The GeForce 200 GTX
A new generation, a new name. Using the “10,000” place for a series name seems to bother GPU manufacturers. Whereas ATI solved the problem by introducing Roman numerals, Nvidia has completely changed its card nomenclature. Now we have the GeForce 200 GTX. But there’s a question we just have to ask: What happened to the GeForce 100 GTX?
As we’ll see, Nvidia is introducing a new architecture, but they’re not exactly starting afresh. While the genesis of the G80 had started with a blank page, the architecture has proved to be extremely efficient. The goal for the GT200, then, was to correct all the architecture’s minor youthful errors and better equip the circuitry for the games of the future. Like what the G70 was to the NV40, what we have is a raft of small improvements, but above all a big leap in processing power.So, where the 8800 GTX offered a floating-point processing power of 518 GFlops, the GTX 280 has close to a Teraflop – an impressive 933 GFlops. And in reality, the spread is even wider, since that figure of 518 GFlops for the G80 is based on the execution of three floating-point operations per cycle (one MAD and one MUL) – which, due to the G80’s limitations, was impossible to achieve in practice. With the GT200, Nvidia guarantees, with tests to back them up, that those problems have been solved. To almost double the processing performance of its previous GPU, Nvidia substantially increased the number of multiprocessors – from 16 to 30.

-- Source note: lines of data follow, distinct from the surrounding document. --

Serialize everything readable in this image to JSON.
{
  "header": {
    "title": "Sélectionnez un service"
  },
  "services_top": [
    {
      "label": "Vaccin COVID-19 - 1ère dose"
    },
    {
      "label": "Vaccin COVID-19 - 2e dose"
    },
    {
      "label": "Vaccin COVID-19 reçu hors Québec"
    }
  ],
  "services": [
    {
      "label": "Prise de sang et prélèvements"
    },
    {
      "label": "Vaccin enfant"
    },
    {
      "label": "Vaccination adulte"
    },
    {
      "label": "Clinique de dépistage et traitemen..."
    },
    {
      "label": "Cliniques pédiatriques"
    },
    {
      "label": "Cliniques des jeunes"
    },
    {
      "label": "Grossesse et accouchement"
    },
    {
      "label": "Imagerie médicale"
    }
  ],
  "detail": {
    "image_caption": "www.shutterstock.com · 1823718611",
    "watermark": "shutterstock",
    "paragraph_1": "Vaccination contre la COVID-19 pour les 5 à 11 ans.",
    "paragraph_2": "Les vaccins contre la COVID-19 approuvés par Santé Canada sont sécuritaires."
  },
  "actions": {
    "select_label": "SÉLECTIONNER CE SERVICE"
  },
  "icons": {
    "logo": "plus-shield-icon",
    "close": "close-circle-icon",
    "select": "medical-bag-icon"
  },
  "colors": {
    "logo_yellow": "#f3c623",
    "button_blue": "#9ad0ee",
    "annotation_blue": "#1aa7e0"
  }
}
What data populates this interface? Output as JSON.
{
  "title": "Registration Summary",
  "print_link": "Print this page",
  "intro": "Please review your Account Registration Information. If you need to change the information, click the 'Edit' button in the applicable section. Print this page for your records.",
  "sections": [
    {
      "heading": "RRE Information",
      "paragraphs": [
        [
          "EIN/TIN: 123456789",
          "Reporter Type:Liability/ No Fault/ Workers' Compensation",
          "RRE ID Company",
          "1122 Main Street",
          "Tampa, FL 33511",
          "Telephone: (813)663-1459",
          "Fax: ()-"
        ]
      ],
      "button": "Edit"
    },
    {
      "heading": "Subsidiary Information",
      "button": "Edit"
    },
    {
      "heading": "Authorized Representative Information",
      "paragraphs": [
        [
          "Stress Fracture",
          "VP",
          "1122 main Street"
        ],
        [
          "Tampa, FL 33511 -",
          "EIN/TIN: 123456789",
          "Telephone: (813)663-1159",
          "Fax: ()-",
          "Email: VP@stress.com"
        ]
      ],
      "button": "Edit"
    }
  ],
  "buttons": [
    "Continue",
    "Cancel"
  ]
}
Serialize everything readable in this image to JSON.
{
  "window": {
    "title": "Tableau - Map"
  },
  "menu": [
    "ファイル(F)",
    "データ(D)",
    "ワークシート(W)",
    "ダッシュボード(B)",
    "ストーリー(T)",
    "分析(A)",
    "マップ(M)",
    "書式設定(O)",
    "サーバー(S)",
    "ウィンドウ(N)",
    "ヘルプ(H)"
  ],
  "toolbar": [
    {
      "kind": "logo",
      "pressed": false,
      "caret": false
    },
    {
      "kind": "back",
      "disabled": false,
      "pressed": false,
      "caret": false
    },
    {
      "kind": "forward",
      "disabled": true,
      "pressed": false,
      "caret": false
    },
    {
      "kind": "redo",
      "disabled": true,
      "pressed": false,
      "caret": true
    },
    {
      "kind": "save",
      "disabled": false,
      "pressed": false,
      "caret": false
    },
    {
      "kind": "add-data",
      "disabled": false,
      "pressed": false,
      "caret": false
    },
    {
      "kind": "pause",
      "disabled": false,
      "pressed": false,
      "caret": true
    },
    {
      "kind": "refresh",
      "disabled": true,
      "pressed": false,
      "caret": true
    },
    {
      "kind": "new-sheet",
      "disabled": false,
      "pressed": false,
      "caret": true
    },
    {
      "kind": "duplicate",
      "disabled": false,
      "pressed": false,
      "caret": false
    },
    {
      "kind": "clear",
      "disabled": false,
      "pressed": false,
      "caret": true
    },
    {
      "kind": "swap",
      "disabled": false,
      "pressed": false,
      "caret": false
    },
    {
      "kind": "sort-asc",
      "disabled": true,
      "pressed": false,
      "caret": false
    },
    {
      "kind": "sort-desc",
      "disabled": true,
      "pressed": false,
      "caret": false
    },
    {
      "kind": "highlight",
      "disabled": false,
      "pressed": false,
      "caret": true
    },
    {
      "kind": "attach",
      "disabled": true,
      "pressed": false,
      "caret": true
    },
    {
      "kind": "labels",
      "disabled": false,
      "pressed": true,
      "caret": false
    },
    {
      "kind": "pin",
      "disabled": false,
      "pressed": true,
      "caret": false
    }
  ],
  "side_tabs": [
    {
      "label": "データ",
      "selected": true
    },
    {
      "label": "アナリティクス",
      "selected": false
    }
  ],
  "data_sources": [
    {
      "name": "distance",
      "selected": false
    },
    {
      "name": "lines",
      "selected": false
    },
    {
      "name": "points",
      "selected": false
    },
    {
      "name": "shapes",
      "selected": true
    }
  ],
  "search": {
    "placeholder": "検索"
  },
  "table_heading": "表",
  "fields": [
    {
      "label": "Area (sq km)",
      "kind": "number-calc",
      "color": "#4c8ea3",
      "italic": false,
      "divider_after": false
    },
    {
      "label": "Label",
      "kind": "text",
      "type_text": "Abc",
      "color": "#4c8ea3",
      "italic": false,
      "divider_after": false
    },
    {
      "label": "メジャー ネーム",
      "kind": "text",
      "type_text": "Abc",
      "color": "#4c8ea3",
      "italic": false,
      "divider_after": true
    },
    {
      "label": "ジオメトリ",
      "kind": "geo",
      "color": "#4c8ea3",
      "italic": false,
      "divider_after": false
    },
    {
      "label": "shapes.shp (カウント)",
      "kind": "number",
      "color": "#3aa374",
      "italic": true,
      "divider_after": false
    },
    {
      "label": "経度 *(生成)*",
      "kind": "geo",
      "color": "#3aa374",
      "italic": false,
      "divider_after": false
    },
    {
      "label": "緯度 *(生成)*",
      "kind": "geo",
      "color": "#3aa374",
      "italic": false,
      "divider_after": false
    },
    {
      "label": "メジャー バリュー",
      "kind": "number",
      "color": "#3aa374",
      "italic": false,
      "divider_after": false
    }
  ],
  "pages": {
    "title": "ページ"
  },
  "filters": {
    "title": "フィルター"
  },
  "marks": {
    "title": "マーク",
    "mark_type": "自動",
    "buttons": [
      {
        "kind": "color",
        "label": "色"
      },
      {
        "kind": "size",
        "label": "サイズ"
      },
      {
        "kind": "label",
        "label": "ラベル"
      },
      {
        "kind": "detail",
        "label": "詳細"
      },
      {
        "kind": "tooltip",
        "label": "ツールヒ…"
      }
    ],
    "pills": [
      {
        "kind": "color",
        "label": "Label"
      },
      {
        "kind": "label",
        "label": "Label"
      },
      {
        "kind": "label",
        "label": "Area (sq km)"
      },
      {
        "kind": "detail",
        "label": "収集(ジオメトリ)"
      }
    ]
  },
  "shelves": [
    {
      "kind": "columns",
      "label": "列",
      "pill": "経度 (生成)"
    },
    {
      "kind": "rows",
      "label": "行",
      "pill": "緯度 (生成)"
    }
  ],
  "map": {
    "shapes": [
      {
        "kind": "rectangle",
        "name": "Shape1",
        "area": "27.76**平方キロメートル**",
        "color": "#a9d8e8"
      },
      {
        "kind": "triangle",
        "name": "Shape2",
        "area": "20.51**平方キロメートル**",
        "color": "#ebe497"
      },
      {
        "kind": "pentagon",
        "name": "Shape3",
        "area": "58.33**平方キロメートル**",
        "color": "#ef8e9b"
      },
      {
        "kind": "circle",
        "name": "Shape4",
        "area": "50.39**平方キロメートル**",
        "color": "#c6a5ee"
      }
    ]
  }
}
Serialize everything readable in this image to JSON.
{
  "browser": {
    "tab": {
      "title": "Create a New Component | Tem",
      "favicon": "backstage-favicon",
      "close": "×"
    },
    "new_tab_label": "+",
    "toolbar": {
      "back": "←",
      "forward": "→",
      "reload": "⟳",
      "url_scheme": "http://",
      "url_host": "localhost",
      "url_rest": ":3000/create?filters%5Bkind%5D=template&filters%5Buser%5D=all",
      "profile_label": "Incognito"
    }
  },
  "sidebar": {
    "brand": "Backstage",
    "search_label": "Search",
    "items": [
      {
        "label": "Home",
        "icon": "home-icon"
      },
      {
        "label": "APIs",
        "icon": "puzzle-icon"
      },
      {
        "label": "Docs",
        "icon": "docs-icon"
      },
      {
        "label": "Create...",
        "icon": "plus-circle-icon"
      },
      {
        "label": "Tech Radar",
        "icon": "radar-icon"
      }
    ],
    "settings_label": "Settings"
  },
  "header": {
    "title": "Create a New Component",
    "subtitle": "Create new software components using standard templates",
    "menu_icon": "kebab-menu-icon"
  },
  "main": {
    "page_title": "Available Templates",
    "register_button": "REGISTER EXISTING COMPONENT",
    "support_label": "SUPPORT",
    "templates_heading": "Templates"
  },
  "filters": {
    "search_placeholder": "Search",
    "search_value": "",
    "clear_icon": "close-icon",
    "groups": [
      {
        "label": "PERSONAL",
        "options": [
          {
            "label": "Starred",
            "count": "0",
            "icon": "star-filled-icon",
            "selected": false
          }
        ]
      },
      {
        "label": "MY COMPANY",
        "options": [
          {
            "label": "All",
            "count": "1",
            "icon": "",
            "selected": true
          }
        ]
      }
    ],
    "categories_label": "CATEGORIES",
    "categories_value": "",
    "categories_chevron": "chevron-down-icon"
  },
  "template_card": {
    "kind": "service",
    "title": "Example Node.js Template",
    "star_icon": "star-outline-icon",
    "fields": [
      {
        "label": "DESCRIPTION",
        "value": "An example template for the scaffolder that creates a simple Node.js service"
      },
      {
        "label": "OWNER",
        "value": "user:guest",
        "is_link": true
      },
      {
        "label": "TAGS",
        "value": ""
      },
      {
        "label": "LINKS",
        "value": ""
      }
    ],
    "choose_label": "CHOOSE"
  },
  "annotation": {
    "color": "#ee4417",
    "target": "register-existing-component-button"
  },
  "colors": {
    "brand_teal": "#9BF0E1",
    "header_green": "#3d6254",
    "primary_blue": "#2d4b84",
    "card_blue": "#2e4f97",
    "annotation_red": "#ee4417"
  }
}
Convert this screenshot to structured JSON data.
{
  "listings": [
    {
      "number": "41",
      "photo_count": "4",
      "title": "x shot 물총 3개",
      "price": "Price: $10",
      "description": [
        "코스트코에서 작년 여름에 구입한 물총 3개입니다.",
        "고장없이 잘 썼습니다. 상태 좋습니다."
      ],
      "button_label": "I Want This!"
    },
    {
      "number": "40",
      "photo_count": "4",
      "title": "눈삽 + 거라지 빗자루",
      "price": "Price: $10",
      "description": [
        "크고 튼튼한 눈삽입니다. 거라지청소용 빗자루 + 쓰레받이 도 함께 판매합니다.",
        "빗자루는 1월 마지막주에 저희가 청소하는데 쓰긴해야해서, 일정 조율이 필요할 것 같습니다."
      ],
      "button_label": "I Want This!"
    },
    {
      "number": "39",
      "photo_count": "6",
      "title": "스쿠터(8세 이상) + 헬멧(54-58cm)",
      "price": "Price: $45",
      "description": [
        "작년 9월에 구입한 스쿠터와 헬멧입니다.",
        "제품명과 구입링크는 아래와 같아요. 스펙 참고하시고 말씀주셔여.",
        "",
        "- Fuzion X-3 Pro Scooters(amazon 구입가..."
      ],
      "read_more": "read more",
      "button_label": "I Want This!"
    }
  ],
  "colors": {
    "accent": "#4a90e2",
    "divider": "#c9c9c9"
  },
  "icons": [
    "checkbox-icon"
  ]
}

Nvidia and AMD agree that the games of the future will need significantly higher arithmetical power compared to texturing power, and consequently it’s no surprise to see that the number of texture units shows a more modest increase. From 64 on the 9800 GTX, the GTX 280 has moved to 80 (and if you compare the 8800 GTX to the GTX 280 this time, we go from a theoretical arithmetic instructions / number of texels filtered ratio of 14.1:1 to 19.4:1). Let’s look at what that means right away.